Plaintiff's failure to satisfactorily account for the alteration made on the duplicate copies attached to its petition leaves us with no alternative but to apply the principle of law that the burden of proof rests upon a party relying upon a written instrument to account satisfactorily for any erasure, interlineation or other alteration operating as a substantial change in the instrument. See Wheadon v. Turregano, 112 La. 931, 36 So. 808; Messi v. Frechede, 113 La. 679, 37 So. 600.
There is no merit or substance to plaintiff's contention that defendants are liable for the purchase price of the merchandise herein sued for on the basis of an alleged purported power of attorney executed by the late Max Henderson, allegedly exceeded by the defendants.
We find no error in the conclusion of the lower court that the merchandise was not sold and delivered to the herein named defendants.
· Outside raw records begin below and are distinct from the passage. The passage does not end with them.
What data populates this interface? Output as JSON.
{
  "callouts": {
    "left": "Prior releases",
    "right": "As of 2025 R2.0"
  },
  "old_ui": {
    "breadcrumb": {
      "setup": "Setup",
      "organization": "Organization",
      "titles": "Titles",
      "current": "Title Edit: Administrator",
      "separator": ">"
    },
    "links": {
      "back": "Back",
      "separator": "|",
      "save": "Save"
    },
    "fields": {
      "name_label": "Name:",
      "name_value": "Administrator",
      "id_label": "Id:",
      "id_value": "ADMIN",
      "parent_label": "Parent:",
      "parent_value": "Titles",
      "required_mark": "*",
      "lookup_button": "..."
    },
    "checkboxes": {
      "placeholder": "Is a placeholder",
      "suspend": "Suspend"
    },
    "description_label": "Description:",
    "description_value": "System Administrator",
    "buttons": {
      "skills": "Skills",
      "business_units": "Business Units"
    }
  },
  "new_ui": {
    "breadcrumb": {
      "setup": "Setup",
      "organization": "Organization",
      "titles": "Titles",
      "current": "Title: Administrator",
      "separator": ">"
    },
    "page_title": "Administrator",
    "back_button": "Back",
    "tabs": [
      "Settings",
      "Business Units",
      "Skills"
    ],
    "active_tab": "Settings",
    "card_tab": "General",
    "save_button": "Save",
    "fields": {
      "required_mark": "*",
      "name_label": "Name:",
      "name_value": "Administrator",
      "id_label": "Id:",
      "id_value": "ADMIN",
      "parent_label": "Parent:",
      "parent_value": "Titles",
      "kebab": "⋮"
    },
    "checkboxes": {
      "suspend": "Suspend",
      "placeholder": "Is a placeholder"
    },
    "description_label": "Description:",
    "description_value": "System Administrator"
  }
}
Being convinced of the correctness of the finding of fact resolved by the district court in favor of the defendants herein, we adhere to the well-established jurisprudence that the conclusion reached by the trial judge and his judgment on the facts shall not be disturbed. Nalty v. Nalty, 222 La. 911, 64 So.2d 216; Rosenthal v. Gauthier, 224 La. 341, 69 So.2d 367; Olivier v. Abunza, 226 La. 456, 76 So.2d 528; McMahon v. Manufacturers Casualty Insurance Co., 227 La. 777, 80 So.2d 405; Sunseri v. Westbank Motors, 228 La. 370, 82 So.2d 43.
In passing, we note that while this matter was pending in this court for argument, appellee filed a motion to remand this cause to the trial court so as to incorporate herein proceeding No. 20,422 of the docket of the Twenty-sixth Judicial District Court, which was filed by plaintiff herein against Benton Creosoting Company, Inc., et al. By said motion and in brief filed by appellees, we are informed that appellant instituted said action and obtained an executory judgment by default against Benton Creosoting Company, Inc., et al., for the purchase price of the identical merchandise shipped to defendants herein against whom they now seek a moneyed judgment.
In view of our holding herein, there is no necessity for us to consider this phase of the case.
Accordingly, for the reasons assigned, the judgment appealed from is affirmed.